My paintings embrace the style/feel of an admired artist and incorporate that image directly or indirectly with an Inuit one.
I often use the theme of transformation which is prevalent in Inuit mythology and many other cultures.
This latest painting, Inuit/Japanese Influences: Kitsune got started when I decided I wanted to use a sections of Shinto torii gates.
Prior to an entry of a shinto or buddhist shrine one passes through a Torii gate which let’s you you pass out of the material world into the spiritual.
Much is happening in this painting.
Kitsune tsuki is a fox messager for the god Inari. Kitsune are able to possess human beings which for humans can be good or bad.
In the upper left hand corner are images of the porcelain alter offerings. Often the statues at shrines have bibs. The white band through the center of the painting has an Inuit fox merging with Inukitut syllabics which say fox.
I have given him/her some of the Kitsune spirit indicated by the yellow ball and tip of the tail.

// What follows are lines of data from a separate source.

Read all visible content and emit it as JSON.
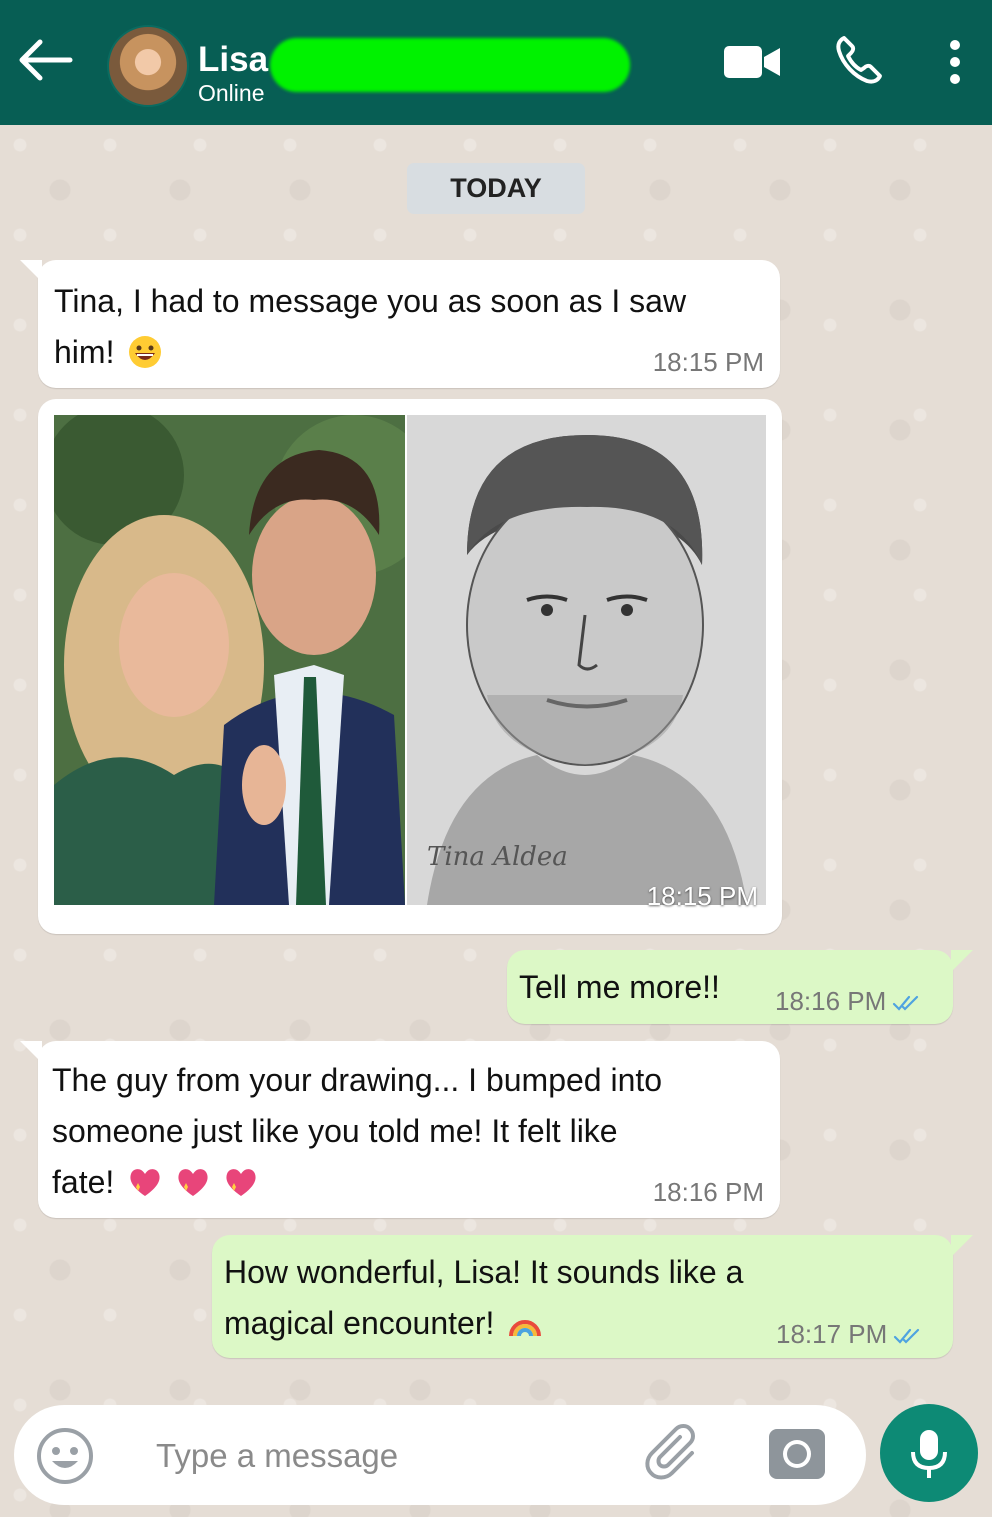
{
  "header": {
    "contact_name": "Lisa",
    "status": "Online",
    "color": "#075e54"
  },
  "chat": {
    "date_label": "TODAY",
    "messages": [
      {
        "direction": "incoming",
        "lines": [
          "Tina, I had to message you as soon as I saw",
          "him!"
        ],
        "emoji": "grinning-face-icon",
        "time": "18:15 PM"
      },
      {
        "direction": "incoming",
        "type": "image",
        "signature": "Tina Aldea",
        "time": "18:15 PM"
      },
      {
        "direction": "outgoing",
        "lines": [
          "Tell me more!!"
        ],
        "time": "18:16 PM",
        "status": "read"
      },
      {
        "direction": "incoming",
        "lines": [
          "The guy from your drawing... I bumped into",
          "someone just like you told me! It felt like",
          "fate!"
        ],
        "emoji": "sparkling-heart-icon",
        "emoji_count": 3,
        "time": "18:16 PM"
      },
      {
        "direction": "outgoing",
        "lines": [
          "How wonderful, Lisa! It sounds like a",
          "magical encounter!"
        ],
        "emoji": "rainbow-icon",
        "time": "18:17 PM",
        "status": "read"
      }
    ]
  },
  "input": {
    "placeholder": "Type a message"
  },
  "colors": {
    "incoming_bubble": "#ffffff",
    "outgoing_bubble": "#dcf8c6",
    "read_ticks": "#4fa3e0",
    "mic_button": "#0d8a75"
  }
}
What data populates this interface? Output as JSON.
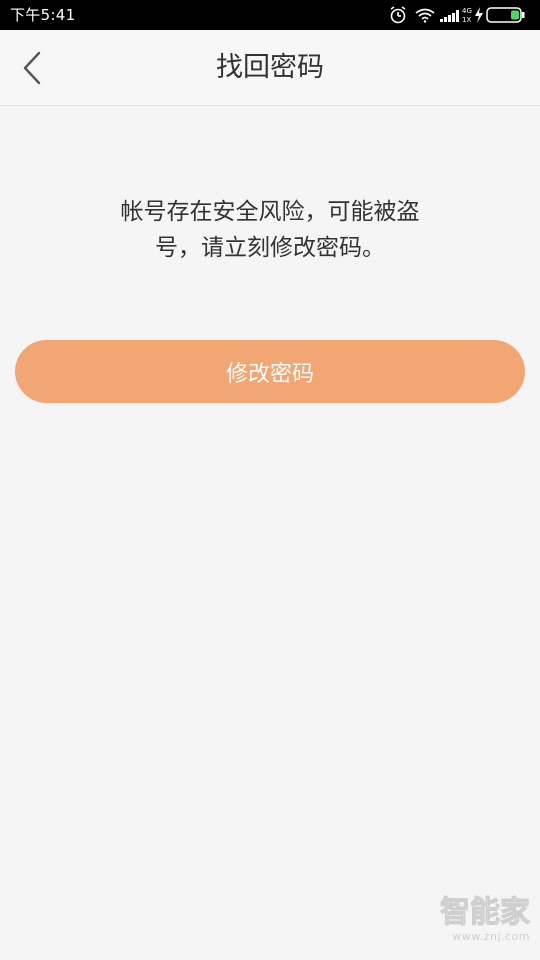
{
  "status_bar": {
    "time": "下午5:41",
    "network_type_top": "4G",
    "network_type_bottom": "1X"
  },
  "nav": {
    "title": "找回密码",
    "back_icon": "chevron-left-icon"
  },
  "content": {
    "warning_line1": "帐号存在安全风险，可能被盗",
    "warning_line2": "号，请立刻修改密码。",
    "change_password_label": "修改密码"
  },
  "watermark": {
    "brand": "智能家",
    "url": "www.znj.com"
  },
  "colors": {
    "button_bg": "#f2a673",
    "button_text": "#ffffff",
    "title_text": "#333333",
    "background": "#f5f5f5",
    "status_bar_bg": "#000000"
  }
}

I have used Inuit syllabics for many years as pattern integrating with the subject matter.Here I use both languages.
In Japan the color red is associated with the sun and happiness.
Inuit/Japanese Influences:Kitsune pastel & oil on canvas: 44"Hx40"W 2019

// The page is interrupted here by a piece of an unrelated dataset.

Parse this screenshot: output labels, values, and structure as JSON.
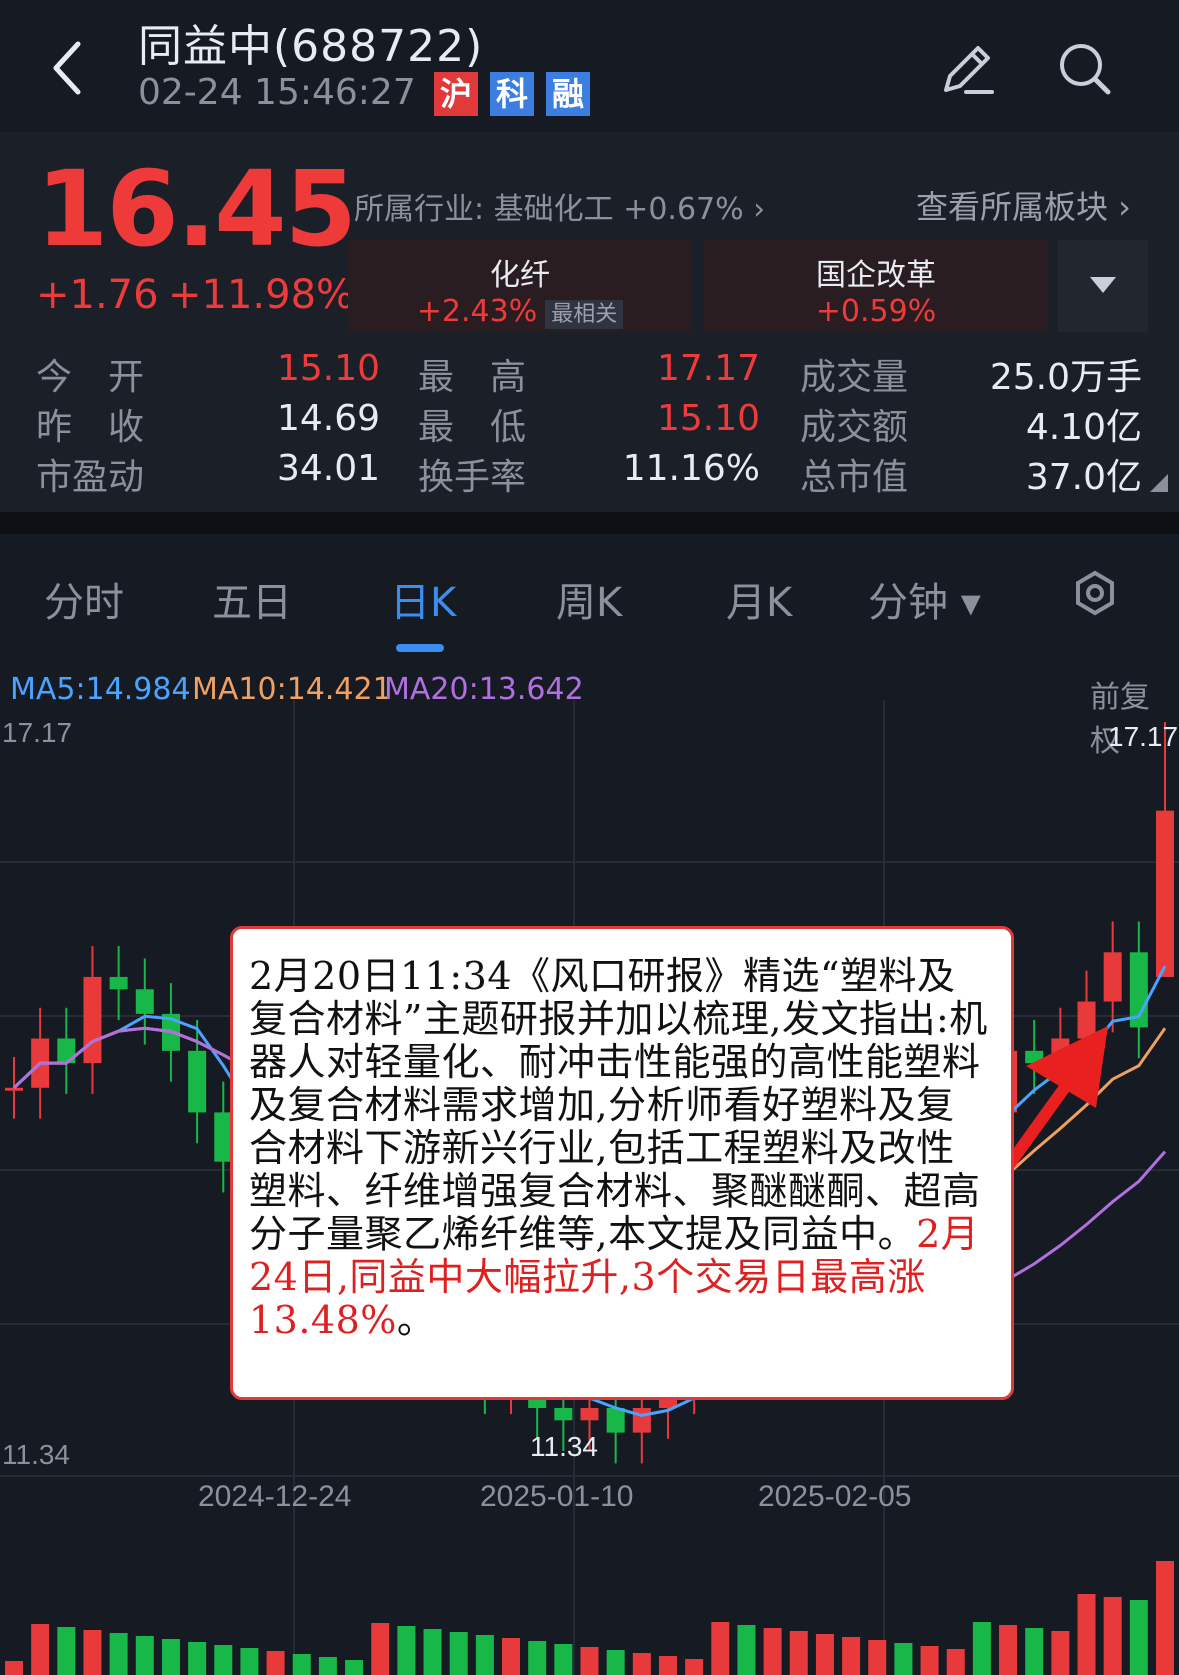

I am quite excited about the upcoming show at Three Stones Gallery. You'll see many more photos for my September update.
I have made one more painting featuring a polar bear created by the Inuit artist Saila Pauta. Pauta's bears are very highly collectable and he is one of the Inuit culture's most famous artists.
Exciting News! I signed a contract with Three Stones Gallery in West Concord this week. They will represent me for the next year. My paintings will be show alone with Jonathon MacAdam early September-October 19th. A party is scheduled for September 20th. More updates coming...
Below is a quick view of work done since February.
I went to see James Kerry Marshall's enormous show at the MET's Breuer in January this year and found it sensational. As of previously I have let favorite artists stimulate a sub-series in the on-going Inuit Influences
Seeing Black is a culmination of many things. In an effort to revive my Hunter Series of 2012 I came up with the idea of making the hunter's faces all derived from JKM's Self portrait as a Super Model. His use of black kindled my idea of using black gesso which can produce an amazing flat and neutral 'color', combined with white pencil proved to completely transform the previous work and produces a rather startlingly contrast . The eyes being somewhat realistic almost "steal the show" as they draw you in immediately. The yellow hair determines that it's a 3-way mix of racial identities as well as gender fluidity
I went through my inventory and selected more works that could also be transformed. Several pieces from the Amautik series have something new to say.